- _What is needed_:
Locate the word "staff" in the entries below, then gather every line that holds it.

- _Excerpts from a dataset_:
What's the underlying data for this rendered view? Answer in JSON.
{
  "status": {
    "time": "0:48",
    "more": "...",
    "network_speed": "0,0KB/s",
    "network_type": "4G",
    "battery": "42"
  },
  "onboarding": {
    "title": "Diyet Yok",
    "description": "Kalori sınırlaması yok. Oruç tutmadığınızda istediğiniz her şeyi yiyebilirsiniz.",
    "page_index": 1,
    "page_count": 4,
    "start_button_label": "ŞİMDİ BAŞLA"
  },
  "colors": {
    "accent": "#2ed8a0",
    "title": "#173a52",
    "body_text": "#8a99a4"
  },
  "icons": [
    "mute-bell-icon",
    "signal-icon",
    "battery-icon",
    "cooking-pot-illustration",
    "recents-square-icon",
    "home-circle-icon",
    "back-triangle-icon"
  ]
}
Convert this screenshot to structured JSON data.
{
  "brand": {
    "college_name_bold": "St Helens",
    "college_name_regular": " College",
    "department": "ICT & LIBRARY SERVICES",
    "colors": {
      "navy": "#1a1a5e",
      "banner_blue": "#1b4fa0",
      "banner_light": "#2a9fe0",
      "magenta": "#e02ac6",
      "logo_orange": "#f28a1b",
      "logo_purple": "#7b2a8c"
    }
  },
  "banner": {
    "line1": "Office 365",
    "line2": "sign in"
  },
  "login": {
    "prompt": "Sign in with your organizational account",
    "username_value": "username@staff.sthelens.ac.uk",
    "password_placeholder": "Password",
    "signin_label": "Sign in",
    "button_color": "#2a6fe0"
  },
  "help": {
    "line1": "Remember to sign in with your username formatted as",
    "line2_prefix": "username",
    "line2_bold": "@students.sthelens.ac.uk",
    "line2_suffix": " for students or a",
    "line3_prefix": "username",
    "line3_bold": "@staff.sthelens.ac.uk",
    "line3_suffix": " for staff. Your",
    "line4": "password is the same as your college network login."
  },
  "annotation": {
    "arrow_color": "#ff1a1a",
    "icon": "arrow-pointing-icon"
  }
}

- _Answer to this exercise_:
    "username_value": "username@staff.sthelens.ac.uk",
    "line3_bold": "@staff.sthelens.ac.uk",
    "line3_suffix": " for staff. Your",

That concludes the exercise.